As we see in this video robotic manufacturing today is something right out of Star Trek. And it's given us so many of the amazing technological toys and tools we have came to use and enjoy everyday that it's hard to find fault with it.
But this video also shows the amazing amount of manufacturing work that never sees the touch of a human hand today. And while that's good for the cost and efficiency of the products being made it's a disaster for the people who now have no job due to automation.
So how do we both keep our technology and all the wonderful things it provides for us and still find enough employment to keep everyone working. That is a question that will trouble us for some time to come and will only become worse as we see more and more jobs taken over by the very technology we have came to love.
As with so may of our questions today the answers will not come easy and while we have came to love our technology we will also come to hate it's encroachment into our lives and lively hood.
So take a few minutes and enjoy the video. That's still something that a machine can't do for you, at least not yet!

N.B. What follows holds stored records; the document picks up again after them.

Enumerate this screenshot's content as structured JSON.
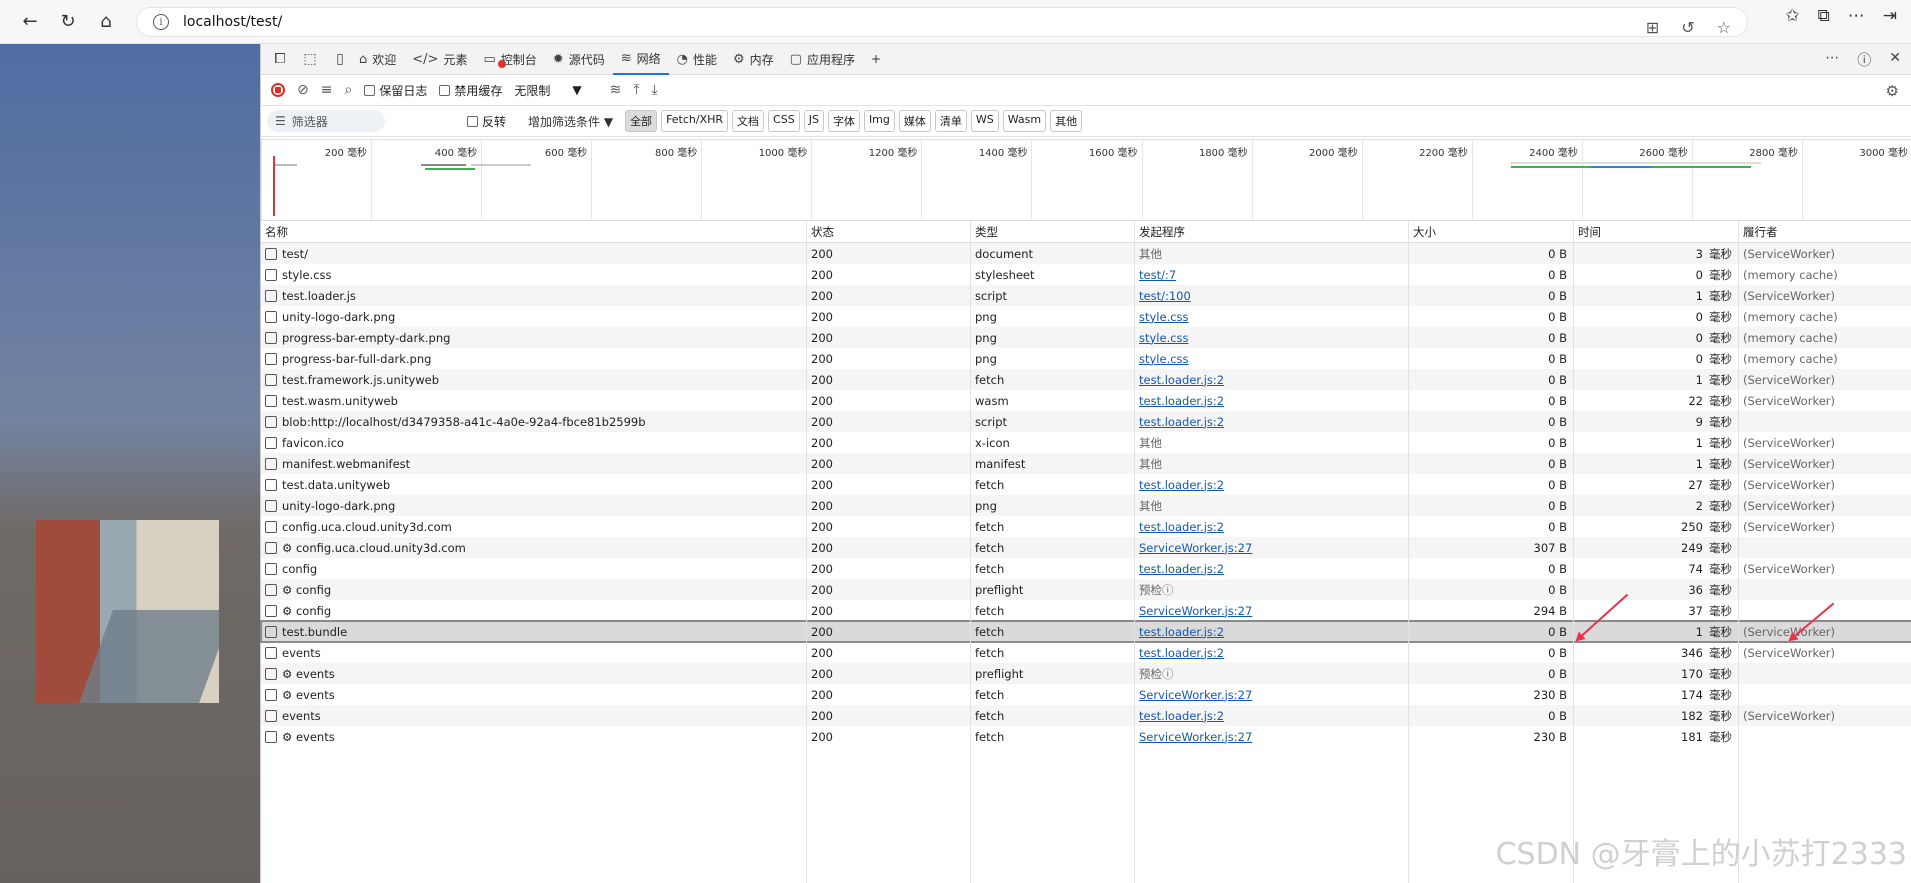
{
  "browser": {
    "url": "localhost/test/",
    "info_glyph": "i"
  },
  "devtools": {
    "tabs": [
      {
        "label": "欢迎",
        "icon": "home-icon"
      },
      {
        "label": "元素",
        "icon": "code-icon"
      },
      {
        "label": "控制台",
        "icon": "console-icon"
      },
      {
        "label": "源代码",
        "icon": "bug-icon"
      },
      {
        "label": "网络",
        "icon": "wifi-icon",
        "active": true
      },
      {
        "label": "性能",
        "icon": "performance-icon"
      },
      {
        "label": "内存",
        "icon": "memory-icon"
      },
      {
        "label": "应用程序",
        "icon": "application-icon"
      }
    ],
    "add_tab": "+",
    "toolbar": {
      "preserve_log": "保留日志",
      "disable_cache": "禁用缓存",
      "throttle": "无限制"
    },
    "filter": {
      "placeholder": "筛选器",
      "invert": "反转",
      "more_filters": "增加筛选条件 ▼",
      "types": [
        "全部",
        "Fetch/XHR",
        "文档",
        "CSS",
        "JS",
        "字体",
        "Img",
        "媒体",
        "清单",
        "WS",
        "Wasm",
        "其他"
      ]
    },
    "overview_labels": [
      "200 毫秒",
      "400 毫秒",
      "600 毫秒",
      "800 毫秒",
      "1000 毫秒",
      "1200 毫秒",
      "1400 毫秒",
      "1600 毫秒",
      "1800 毫秒",
      "2000 毫秒",
      "2200 毫秒",
      "2400 毫秒",
      "2600 毫秒",
      "2800 毫秒",
      "3000 毫秒"
    ],
    "columns": {
      "name": "名称",
      "status": "状态",
      "type": "类型",
      "initiator": "发起程序",
      "size": "大小",
      "time": "时间",
      "fulfilled_by": "履行者"
    },
    "time_unit": "毫秒",
    "rows": [
      {
        "name": "test/",
        "status": "200",
        "type": "document",
        "initiator": "其他",
        "init_link": false,
        "size": "0 B",
        "time": "3",
        "fulfilled_by": "(ServiceWorker)"
      },
      {
        "name": "style.css",
        "status": "200",
        "type": "stylesheet",
        "initiator": "test/:7",
        "init_link": true,
        "size": "0 B",
        "time": "0",
        "fulfilled_by": "(memory cache)"
      },
      {
        "name": "test.loader.js",
        "status": "200",
        "type": "script",
        "initiator": "test/:100",
        "init_link": true,
        "size": "0 B",
        "time": "1",
        "fulfilled_by": "(ServiceWorker)"
      },
      {
        "name": "unity-logo-dark.png",
        "status": "200",
        "type": "png",
        "initiator": "style.css",
        "init_link": true,
        "size": "0 B",
        "time": "0",
        "fulfilled_by": "(memory cache)"
      },
      {
        "name": "progress-bar-empty-dark.png",
        "status": "200",
        "type": "png",
        "initiator": "style.css",
        "init_link": true,
        "size": "0 B",
        "time": "0",
        "fulfilled_by": "(memory cache)"
      },
      {
        "name": "progress-bar-full-dark.png",
        "status": "200",
        "type": "png",
        "initiator": "style.css",
        "init_link": true,
        "size": "0 B",
        "time": "0",
        "fulfilled_by": "(memory cache)"
      },
      {
        "name": "test.framework.js.unityweb",
        "status": "200",
        "type": "fetch",
        "initiator": "test.loader.js:2",
        "init_link": true,
        "size": "0 B",
        "time": "1",
        "fulfilled_by": "(ServiceWorker)"
      },
      {
        "name": "test.wasm.unityweb",
        "status": "200",
        "type": "wasm",
        "initiator": "test.loader.js:2",
        "init_link": true,
        "size": "0 B",
        "time": "22",
        "fulfilled_by": "(ServiceWorker)"
      },
      {
        "name": "blob:http://localhost/d3479358-a41c-4a0e-92a4-fbce81b2599b",
        "status": "200",
        "type": "script",
        "initiator": "test.loader.js:2",
        "init_link": true,
        "size": "0 B",
        "time": "9",
        "fulfilled_by": ""
      },
      {
        "name": "favicon.ico",
        "status": "200",
        "type": "x-icon",
        "initiator": "其他",
        "init_link": false,
        "size": "0 B",
        "time": "1",
        "fulfilled_by": "(ServiceWorker)"
      },
      {
        "name": "manifest.webmanifest",
        "status": "200",
        "type": "manifest",
        "initiator": "其他",
        "init_link": false,
        "size": "0 B",
        "time": "1",
        "fulfilled_by": "(ServiceWorker)"
      },
      {
        "name": "test.data.unityweb",
        "status": "200",
        "type": "fetch",
        "initiator": "test.loader.js:2",
        "init_link": true,
        "size": "0 B",
        "time": "27",
        "fulfilled_by": "(ServiceWorker)"
      },
      {
        "name": "unity-logo-dark.png",
        "status": "200",
        "type": "png",
        "initiator": "其他",
        "init_link": false,
        "size": "0 B",
        "time": "2",
        "fulfilled_by": "(ServiceWorker)"
      },
      {
        "name": "config.uca.cloud.unity3d.com",
        "status": "200",
        "type": "fetch",
        "initiator": "test.loader.js:2",
        "init_link": true,
        "size": "0 B",
        "time": "250",
        "fulfilled_by": "(ServiceWorker)"
      },
      {
        "name": "⚙ config.uca.cloud.unity3d.com",
        "status": "200",
        "type": "fetch",
        "initiator": "ServiceWorker.js:27",
        "init_link": true,
        "size": "307 B",
        "time": "249",
        "fulfilled_by": ""
      },
      {
        "name": "config",
        "status": "200",
        "type": "fetch",
        "initiator": "test.loader.js:2",
        "init_link": true,
        "size": "0 B",
        "time": "74",
        "fulfilled_by": "(ServiceWorker)"
      },
      {
        "name": "⚙ config",
        "status": "200",
        "type": "preflight",
        "initiator": "预检ⓘ",
        "init_link": false,
        "size": "0 B",
        "time": "36",
        "fulfilled_by": ""
      },
      {
        "name": "⚙ config",
        "status": "200",
        "type": "fetch",
        "initiator": "ServiceWorker.js:27",
        "init_link": true,
        "size": "294 B",
        "time": "37",
        "fulfilled_by": ""
      },
      {
        "name": "test.bundle",
        "status": "200",
        "type": "fetch",
        "initiator": "test.loader.js:2",
        "init_link": true,
        "size": "0 B",
        "time": "1",
        "fulfilled_by": "(ServiceWorker)",
        "selected": true
      },
      {
        "name": "events",
        "status": "200",
        "type": "fetch",
        "initiator": "test.loader.js:2",
        "init_link": true,
        "size": "0 B",
        "time": "346",
        "fulfilled_by": "(ServiceWorker)"
      },
      {
        "name": "⚙ events",
        "status": "200",
        "type": "preflight",
        "initiator": "预检ⓘ",
        "init_link": false,
        "size": "0 B",
        "time": "170",
        "fulfilled_by": ""
      },
      {
        "name": "⚙ events",
        "status": "200",
        "type": "fetch",
        "initiator": "ServiceWorker.js:27",
        "init_link": true,
        "size": "230 B",
        "time": "174",
        "fulfilled_by": ""
      },
      {
        "name": "events",
        "status": "200",
        "type": "fetch",
        "initiator": "test.loader.js:2",
        "init_link": true,
        "size": "0 B",
        "time": "182",
        "fulfilled_by": "(ServiceWorker)"
      },
      {
        "name": "⚙ events",
        "status": "200",
        "type": "fetch",
        "initiator": "ServiceWorker.js:27",
        "init_link": true,
        "size": "230 B",
        "time": "181",
        "fulfilled_by": ""
      }
    ]
  },
  "watermark": "CSDN @牙膏上的小苏打2333",
  "colors": {
    "accent": "#1a73e8",
    "record": "#d93025",
    "annotation_arrow": "#e8334a"
  }
}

Two of the major themes in the public eye here in the US are the outsourcing of jobs abroad and the current economic crisis. We’ve recently explored how workers in the US are (rightfully?) concerned about losing jobs to robots as well as to overseas factories. I think the video above shows that these are, in fact, competing interests. Look at the work done in Asia: is there any doubt that many of the steps humans are performing could be automated? The plugging in of cards for testing, the assembling of components, the placement of products in packaging – I could imagine a robot doing any of these tasks. Which probably means that, in a few years or so, they will. Asia, with its relatively cheap labor markets, is where we have exported manufacturing jobs. Yet if these processes become as automated as the wafer factories in Utah would labor costs still be the deciding factor?

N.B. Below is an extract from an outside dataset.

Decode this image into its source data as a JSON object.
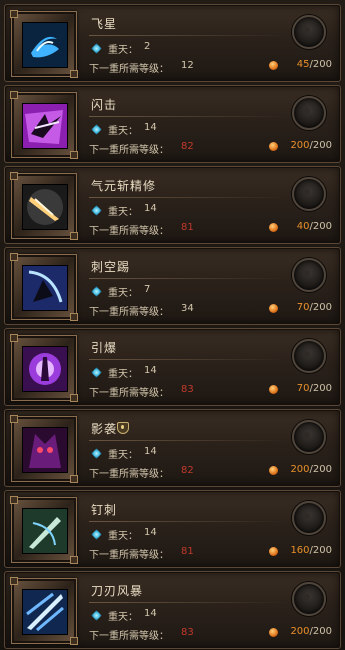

When you watch the following video, I want you to compare the creation of the silicon wafers in Utah to the rest of the assembly and testing performed in Asia. The wafer building at Micron Technology (which owns Lexar, by the way) displays a minimum of human presence, even if it has “thousands of workers.” The factories in Asia are very different. Starting around 3:28, the process goes from being almost purely robotic to relying more on human-machine cooperation.
Every product in your home tells a story. Listening to the memory card in your camera or computer will give you a sneak peak into the international world of automated manufacturing. Lexar Media is one of the largest producers of memory chips (SD cards, memory sticks, keydrives, CompactFlash, etc), and they recently released a promo that shows the start to finish process for their goods. What does this video demonstrate? Total automation domination. From the creation of the silicon wafer in Utah to the packaging of the final product in Asia , machines are center stage. Watching these slick industrial robots do their thing is something else. You have to check out the video below and see what I mean. Considering how crucial automation is in modern production, maybe the big surprise at this point isn’t the robotic dominance but that Lexar still employs so many humans.
Read more at singularityhub.com
As robots get cheaper and better you have to pay your workers less and less to compete. At some point, machines win. And not just in manufacturing – automation is creeping in at all levels of the economy, including research science. In the years ahead, human labor is likely to be removed from any repetitive task. Manufacturing, tech services, legal research and other fields could try to make their way to even cheaper labor markets, but I think that robots will ultimately make such geographic concerns a thing of the past. Watching Lexar’s tour through their creation process leaves little doubt that the domination of automation is well underway. It’s only going to get more robotic from here.